Some dental laboratories have now developed more specialized porcelains that are thinner and stronger than ever, specifically for this technique. Aurum Ceramic Laboratories, a preferred laboratory at LVI, is known for their high esthetic quality.
They now use one of the most beautiful porcelains ever developed specifically for the no/minimal preparation technique. Aurum's Cristal Veneers have been a wonderful addition to dentists' armamentarium in the no/minimal preparation veneer category. These veneers can now be made with high–level esthetics never seen before in this category. This has been a major advancement in no preparation veneers that will highly satisfy the esthetic demands of the patient as well as the dentist.
From the practice management side of no/minimal preparation veneers, the economy has certainly made us all take a step back in some of these esthetic services. The big advantage with no/minimal preparation veneers is that there is much less time involved, they can be more reasonably priced than other veneers, and it is minimally invasive.
In addition, it is wise to package other esthetic services with a veneer case.

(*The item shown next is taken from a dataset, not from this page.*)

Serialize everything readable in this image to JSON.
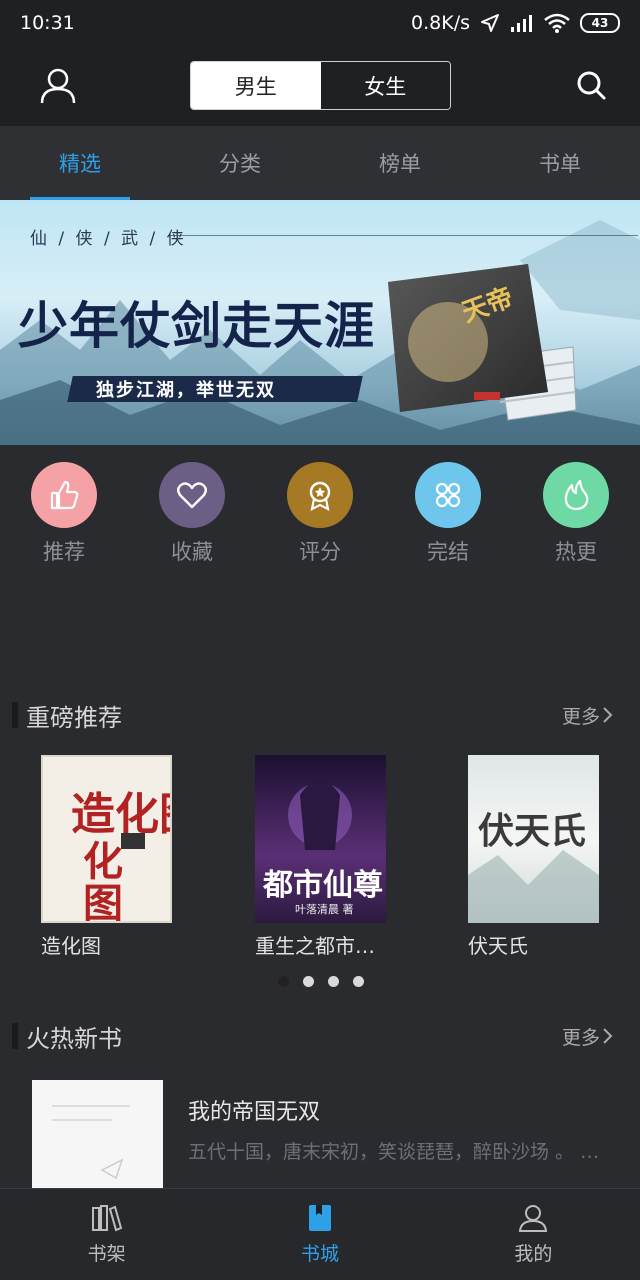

We routinely include bleaching and some Botox and dermal filler therapy in the total case price to achieve maximum facial esthetics surrounding our veneers.
With the advancements of new materials and techniques, patients more easily accept these veneers because of their conservative nature. With the advent of esthetic porcelains designed just for this technique, now 30 years later, no/minimal preparation veneers are here to stay. They should be a part of every dentist's armamentarium.
Dr. Louis Malcmacher is a practicing general dentist and international lecturer, author, and dental consultant known for his comprehensive and entertaining style. Contact him at (440) 892–1810 or send an e–mail to firstname.lastname@example.org. Go to www.commonsensedentistry.com for more information on his lecture schedule, audio CDs, to download his resource list, and to sign up for a free monthly e–newsletter.